[DATA LISTING Boundary: Start]
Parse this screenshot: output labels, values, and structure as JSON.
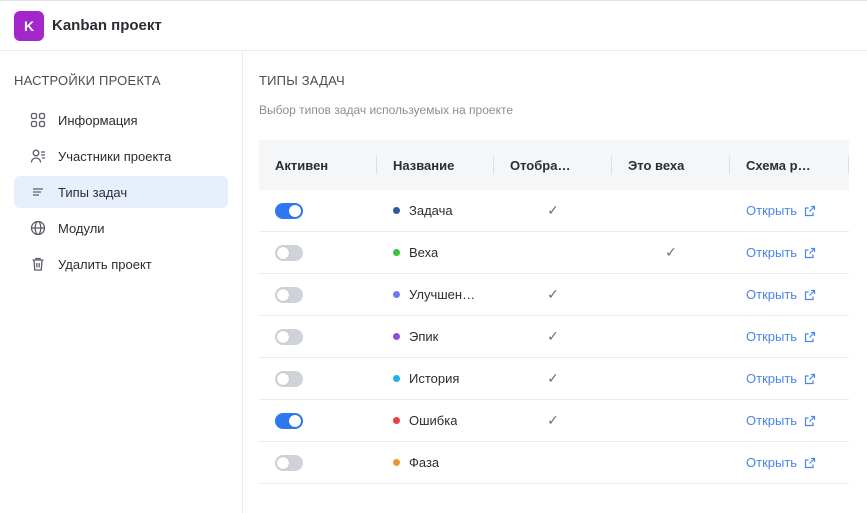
{
  "header": {
    "logo_letter": "K",
    "project_name": "Kanban проект",
    "logo_color": "#a428c9"
  },
  "sidebar": {
    "title": "НАСТРОЙКИ ПРОЕКТА",
    "items": [
      {
        "label": "Информация",
        "icon": "grid-icon",
        "active": false
      },
      {
        "label": "Участники проекта",
        "icon": "users-icon",
        "active": false
      },
      {
        "label": "Типы задач",
        "icon": "list-icon",
        "active": true
      },
      {
        "label": "Модули",
        "icon": "globe-icon",
        "active": false
      },
      {
        "label": "Удалить проект",
        "icon": "trash-icon",
        "active": false
      }
    ]
  },
  "main": {
    "title": "ТИПЫ ЗАДАЧ",
    "subtitle": "Выбор типов задач используемых на проекте",
    "columns": [
      "Активен",
      "Название",
      "Отобра…",
      "Это веха",
      "Схема р…"
    ],
    "open_label": "Открыть",
    "check_glyph": "✓",
    "rows": [
      {
        "active": true,
        "name": "Задача",
        "color": "#2c5aa0",
        "shown": true,
        "milestone": false
      },
      {
        "active": false,
        "name": "Веха",
        "color": "#3cc23c",
        "shown": false,
        "milestone": true
      },
      {
        "active": false,
        "name": "Улучшен…",
        "color": "#6b7cf0",
        "shown": true,
        "milestone": false
      },
      {
        "active": false,
        "name": "Эпик",
        "color": "#8a4fe0",
        "shown": true,
        "milestone": false
      },
      {
        "active": false,
        "name": "История",
        "color": "#1fb2e8",
        "shown": true,
        "milestone": false
      },
      {
        "active": true,
        "name": "Ошибка",
        "color": "#e84040",
        "shown": true,
        "milestone": false
      },
      {
        "active": false,
        "name": "Фаза",
        "color": "#f0962e",
        "shown": false,
        "milestone": false
      }
    ]
  }
}
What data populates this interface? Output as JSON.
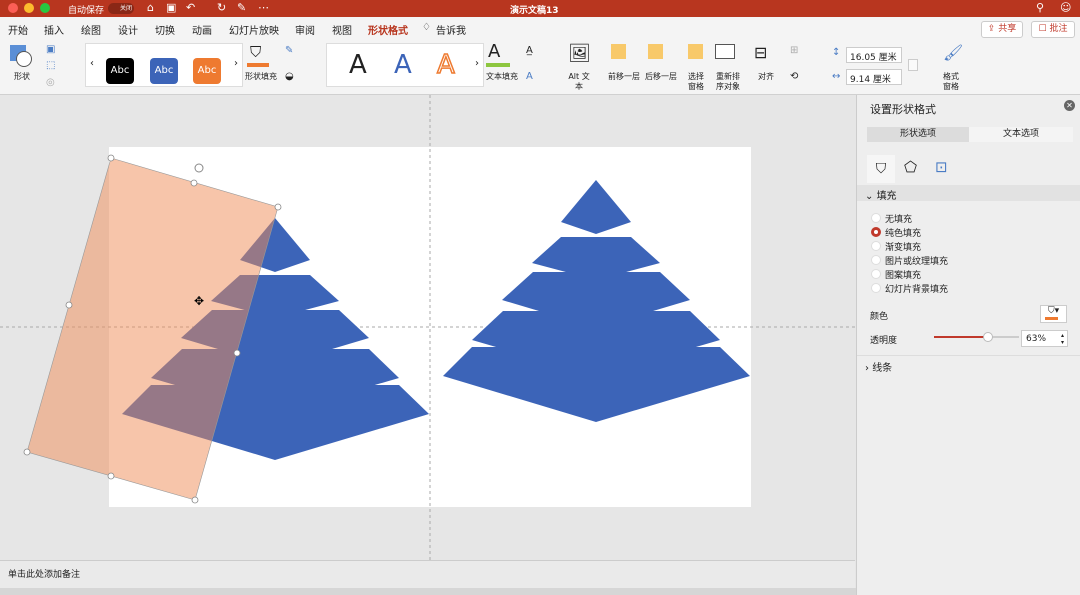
{
  "titlebar": {
    "autosave": "自动保存",
    "toggle": "关闭",
    "title": "演示文稿13"
  },
  "tabs": [
    "开始",
    "插入",
    "绘图",
    "设计",
    "切换",
    "动画",
    "幻灯片放映",
    "审阅",
    "视图",
    "形状格式",
    "告诉我"
  ],
  "active_tab": "形状格式",
  "share": "共享",
  "comments": "批注",
  "ribbon": {
    "shape": "形状",
    "styles": [
      "Abc",
      "Abc",
      "Abc"
    ],
    "shape_fill": "形状填充",
    "text_fill": "文本填充",
    "alt_text": "Alt 文本",
    "bring_forward": "前移一层",
    "send_backward": "后移一层",
    "selection_pane": "选择窗格",
    "reorder": "重新排序对象",
    "align": "对齐",
    "height": "16.05 厘米",
    "width": "9.14 厘米",
    "format_pane": "格式窗格"
  },
  "panel": {
    "title": "设置形状格式",
    "tab_shape": "形状选项",
    "tab_text": "文本选项",
    "fill_section": "填充",
    "fill_options": [
      "无填充",
      "纯色填充",
      "渐变填充",
      "图片或纹理填充",
      "图案填充",
      "幻灯片背景填充"
    ],
    "selected_fill": "纯色填充",
    "color_label": "颜色",
    "transparency_label": "透明度",
    "transparency": "63%",
    "transparency_value": 63,
    "line_section": "线条"
  },
  "notes": "单击此处添加备注",
  "colors": {
    "accent": "#b8361f",
    "pyramid": "#3c64b8",
    "shape_fill": "#ef8c55"
  }
}
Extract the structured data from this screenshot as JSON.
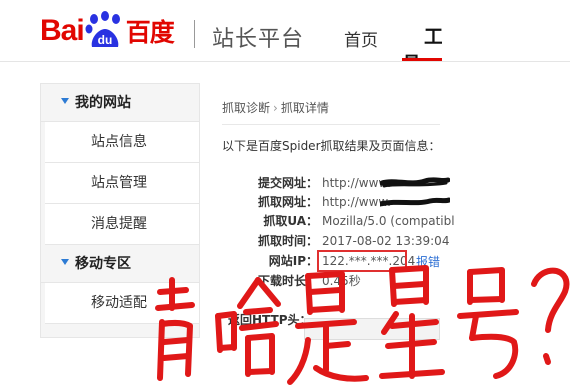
{
  "header": {
    "logo": {
      "bai": "Bai",
      "du": "du",
      "cn": "百度"
    },
    "site_title": "站长平台",
    "nav": {
      "home": "首页",
      "tools": "工具"
    },
    "accent_color": "#e10601"
  },
  "sidebar": {
    "groups": [
      {
        "label": "我的网站",
        "items": [
          "站点信息",
          "站点管理",
          "消息提醒"
        ]
      },
      {
        "label": "移动专区",
        "items": [
          "移动适配"
        ]
      }
    ]
  },
  "main": {
    "breadcrumb": [
      "抓取诊断",
      "抓取详情"
    ],
    "intro": "以下是百度Spider抓取结果及页面信息：",
    "fields": [
      {
        "label": "提交网址：",
        "value": "http://www."
      },
      {
        "label": "抓取网址：",
        "value": "http://www."
      },
      {
        "label": "抓取UA：",
        "value": "Mozilla/5.0 (compatibl"
      },
      {
        "label": "抓取时间：",
        "value": "2017-08-02 13:39:04"
      },
      {
        "label": "网站IP：",
        "value": "122.***.***.204"
      },
      {
        "label": "下载时长：",
        "value": "0.45秒"
      }
    ],
    "report_link": "报错",
    "headers_label": "返回HTTP头："
  },
  "annotation": {
    "text": "肯啥是星号？",
    "color": "#e01818"
  }
}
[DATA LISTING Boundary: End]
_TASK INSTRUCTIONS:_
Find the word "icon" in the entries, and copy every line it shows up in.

_SOLVED EXERCISE:_
        "icon": "grid-icon",
        "icon": "users-icon",
        "icon": "list-icon",
        "icon": "globe-icon",
        "icon": "trash-icon",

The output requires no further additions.